[Data entries]
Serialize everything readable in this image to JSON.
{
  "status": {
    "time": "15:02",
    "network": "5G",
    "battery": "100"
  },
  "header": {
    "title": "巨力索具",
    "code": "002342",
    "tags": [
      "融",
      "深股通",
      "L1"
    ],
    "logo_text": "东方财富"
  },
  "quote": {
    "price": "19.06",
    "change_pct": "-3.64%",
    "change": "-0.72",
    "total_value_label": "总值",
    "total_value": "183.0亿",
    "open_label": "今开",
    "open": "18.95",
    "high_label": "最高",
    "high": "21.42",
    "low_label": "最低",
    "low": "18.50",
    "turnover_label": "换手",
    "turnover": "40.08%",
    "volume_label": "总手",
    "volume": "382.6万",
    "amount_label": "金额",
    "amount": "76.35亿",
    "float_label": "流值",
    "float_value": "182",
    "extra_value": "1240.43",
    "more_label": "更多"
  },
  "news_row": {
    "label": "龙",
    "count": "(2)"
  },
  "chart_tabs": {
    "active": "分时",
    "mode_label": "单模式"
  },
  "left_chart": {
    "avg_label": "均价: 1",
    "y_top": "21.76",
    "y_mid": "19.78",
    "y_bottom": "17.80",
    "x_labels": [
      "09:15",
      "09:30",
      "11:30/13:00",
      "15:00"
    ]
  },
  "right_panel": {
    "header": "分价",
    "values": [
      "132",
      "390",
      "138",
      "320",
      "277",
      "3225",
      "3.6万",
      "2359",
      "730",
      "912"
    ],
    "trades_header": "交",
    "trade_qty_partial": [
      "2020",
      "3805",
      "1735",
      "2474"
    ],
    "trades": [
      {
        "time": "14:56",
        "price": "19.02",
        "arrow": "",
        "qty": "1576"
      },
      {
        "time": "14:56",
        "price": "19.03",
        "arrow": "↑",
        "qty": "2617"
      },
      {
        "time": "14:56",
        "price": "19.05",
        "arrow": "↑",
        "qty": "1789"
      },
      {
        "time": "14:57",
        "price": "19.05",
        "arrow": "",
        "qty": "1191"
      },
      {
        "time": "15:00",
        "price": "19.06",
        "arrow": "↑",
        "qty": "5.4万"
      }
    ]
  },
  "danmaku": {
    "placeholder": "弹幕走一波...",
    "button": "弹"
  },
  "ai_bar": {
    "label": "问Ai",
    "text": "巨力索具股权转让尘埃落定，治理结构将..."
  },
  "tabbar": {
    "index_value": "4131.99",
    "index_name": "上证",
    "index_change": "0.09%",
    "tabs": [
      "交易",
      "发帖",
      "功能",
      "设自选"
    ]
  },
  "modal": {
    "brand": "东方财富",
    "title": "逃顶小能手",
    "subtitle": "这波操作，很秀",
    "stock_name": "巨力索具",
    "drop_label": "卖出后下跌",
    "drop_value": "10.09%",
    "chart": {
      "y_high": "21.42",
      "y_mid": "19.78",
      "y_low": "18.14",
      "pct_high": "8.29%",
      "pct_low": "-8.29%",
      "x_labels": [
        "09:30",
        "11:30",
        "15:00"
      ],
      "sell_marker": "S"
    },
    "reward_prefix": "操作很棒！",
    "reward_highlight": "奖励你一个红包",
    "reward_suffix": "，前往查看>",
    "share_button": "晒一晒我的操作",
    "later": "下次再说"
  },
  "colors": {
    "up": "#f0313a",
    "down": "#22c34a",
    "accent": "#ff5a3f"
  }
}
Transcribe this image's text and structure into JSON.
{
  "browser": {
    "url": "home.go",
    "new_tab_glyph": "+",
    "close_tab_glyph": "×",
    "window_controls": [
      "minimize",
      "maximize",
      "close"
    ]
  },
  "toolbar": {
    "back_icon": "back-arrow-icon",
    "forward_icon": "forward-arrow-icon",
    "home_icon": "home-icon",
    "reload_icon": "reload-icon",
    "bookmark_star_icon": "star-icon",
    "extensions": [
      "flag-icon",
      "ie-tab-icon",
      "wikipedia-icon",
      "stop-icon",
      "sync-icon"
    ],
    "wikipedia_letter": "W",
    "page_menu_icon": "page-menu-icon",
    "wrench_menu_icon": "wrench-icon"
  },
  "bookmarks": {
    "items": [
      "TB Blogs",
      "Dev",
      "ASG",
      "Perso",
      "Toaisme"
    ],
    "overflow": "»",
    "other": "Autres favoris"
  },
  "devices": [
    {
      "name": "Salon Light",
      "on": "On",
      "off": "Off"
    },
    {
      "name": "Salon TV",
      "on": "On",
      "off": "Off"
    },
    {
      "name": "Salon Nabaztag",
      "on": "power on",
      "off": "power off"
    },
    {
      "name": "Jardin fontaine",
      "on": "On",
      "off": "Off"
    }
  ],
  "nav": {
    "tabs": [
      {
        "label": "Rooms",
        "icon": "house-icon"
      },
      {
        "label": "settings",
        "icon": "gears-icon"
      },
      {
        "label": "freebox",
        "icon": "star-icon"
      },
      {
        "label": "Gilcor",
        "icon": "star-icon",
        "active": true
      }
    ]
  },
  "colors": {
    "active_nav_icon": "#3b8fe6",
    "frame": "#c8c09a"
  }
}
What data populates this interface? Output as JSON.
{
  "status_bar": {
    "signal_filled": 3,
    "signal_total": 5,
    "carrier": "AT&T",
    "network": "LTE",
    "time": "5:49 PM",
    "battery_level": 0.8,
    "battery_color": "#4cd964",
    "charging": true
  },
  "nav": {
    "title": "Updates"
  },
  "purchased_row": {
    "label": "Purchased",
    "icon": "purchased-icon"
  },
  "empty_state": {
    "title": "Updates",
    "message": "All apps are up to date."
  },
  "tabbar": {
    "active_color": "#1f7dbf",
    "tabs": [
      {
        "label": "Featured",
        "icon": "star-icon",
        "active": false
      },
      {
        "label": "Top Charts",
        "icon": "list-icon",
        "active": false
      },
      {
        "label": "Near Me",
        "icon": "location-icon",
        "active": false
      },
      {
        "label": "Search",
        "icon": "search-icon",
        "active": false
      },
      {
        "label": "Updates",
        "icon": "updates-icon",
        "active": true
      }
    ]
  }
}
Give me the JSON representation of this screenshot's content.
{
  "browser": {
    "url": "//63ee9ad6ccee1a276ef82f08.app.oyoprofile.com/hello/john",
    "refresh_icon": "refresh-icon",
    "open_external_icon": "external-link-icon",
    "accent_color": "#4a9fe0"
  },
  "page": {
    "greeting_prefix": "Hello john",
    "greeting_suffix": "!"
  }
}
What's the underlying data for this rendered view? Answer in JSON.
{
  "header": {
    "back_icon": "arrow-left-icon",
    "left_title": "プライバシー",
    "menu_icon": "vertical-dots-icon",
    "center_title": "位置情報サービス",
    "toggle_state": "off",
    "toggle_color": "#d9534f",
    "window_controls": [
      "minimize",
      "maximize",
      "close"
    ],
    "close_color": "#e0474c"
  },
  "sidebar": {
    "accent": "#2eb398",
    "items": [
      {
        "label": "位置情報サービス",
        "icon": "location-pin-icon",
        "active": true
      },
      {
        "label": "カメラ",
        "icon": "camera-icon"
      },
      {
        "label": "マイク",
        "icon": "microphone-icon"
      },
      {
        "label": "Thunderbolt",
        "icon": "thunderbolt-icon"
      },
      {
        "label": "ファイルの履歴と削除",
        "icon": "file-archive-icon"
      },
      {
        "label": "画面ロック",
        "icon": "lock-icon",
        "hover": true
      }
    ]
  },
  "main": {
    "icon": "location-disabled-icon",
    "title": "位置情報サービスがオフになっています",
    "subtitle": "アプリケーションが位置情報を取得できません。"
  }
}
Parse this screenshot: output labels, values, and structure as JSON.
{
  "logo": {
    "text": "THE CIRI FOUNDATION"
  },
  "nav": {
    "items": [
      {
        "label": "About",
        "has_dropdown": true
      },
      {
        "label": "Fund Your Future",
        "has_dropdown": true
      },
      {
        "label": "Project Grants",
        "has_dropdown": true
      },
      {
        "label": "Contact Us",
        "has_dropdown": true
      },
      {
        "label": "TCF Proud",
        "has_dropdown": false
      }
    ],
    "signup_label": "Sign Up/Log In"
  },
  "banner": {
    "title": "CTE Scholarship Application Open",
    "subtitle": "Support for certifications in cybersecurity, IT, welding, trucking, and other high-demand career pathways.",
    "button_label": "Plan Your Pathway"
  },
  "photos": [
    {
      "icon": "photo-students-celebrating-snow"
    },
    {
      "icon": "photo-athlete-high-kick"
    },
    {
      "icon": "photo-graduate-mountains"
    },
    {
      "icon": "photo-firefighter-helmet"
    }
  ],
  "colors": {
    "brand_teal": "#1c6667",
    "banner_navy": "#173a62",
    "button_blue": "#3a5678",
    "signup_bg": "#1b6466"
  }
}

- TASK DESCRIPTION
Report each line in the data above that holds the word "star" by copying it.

- EXERCISE SOLUTION
    "bookmark_star_icon": "star-icon",
        "icon": "star-icon"
        "icon": "star-icon",
        "icon": "star-icon",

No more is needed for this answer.